Shiplee admitted that the death last Christmas of the former head of Universal Credit, Philip Langsdale, had "dealt the programme a substantial blow."
He went on, "I’m not in the business of making excuses, and I think it’s always important to acknowledge in any project where things may have gone wrong in order to ensure we learn as we go forward.
"To that end, the key decision taken by the Secretary of State to reset the programme to ensure its delivery on time and within budget has been critical. When David Pitchford arrived from the Major Projects Authority earlier this year, at the Secretary of State’s request, he began this process in line with those twin objectives.
"Since then, I have pushed ahead building on David’s early progress, reviewing our delivery plans, and ensuring that we have a plan in place that is achievable and safe. Through new processes and people, we have strengthened all the basics of sound project management – governance, leadership and financial management. This includes establishing a clear plan for delivery and introducing more independent oversight, so the big challenges are tackled not sidestepped. "
Shiplee added that he has put in place a post for a new Director "who will be dedicated to ensuring that suppliers deliver value for money. "
According to Shiplee, the Universal Credit team is working together with the Government Digital Service "to explore an enhanced IT programme that would offer more flexibility and security to benefit claimants. We’re planning to take the best of the existing system and make improvements using GDS support."

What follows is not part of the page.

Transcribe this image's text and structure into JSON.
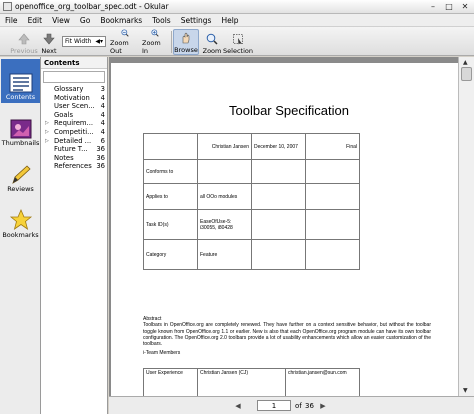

He added, "But too many people think Universal Credit is just about IT. That’s a big mistake. This is about changing the way we do business – and changing people’s behaviour by ensuring there is always an incentive to be in work. So while the enhanced IT option – which will help us deliver this change – is being finalised, we will press ahead with rolling out the cultural elements of Universal Credit to support this transformation."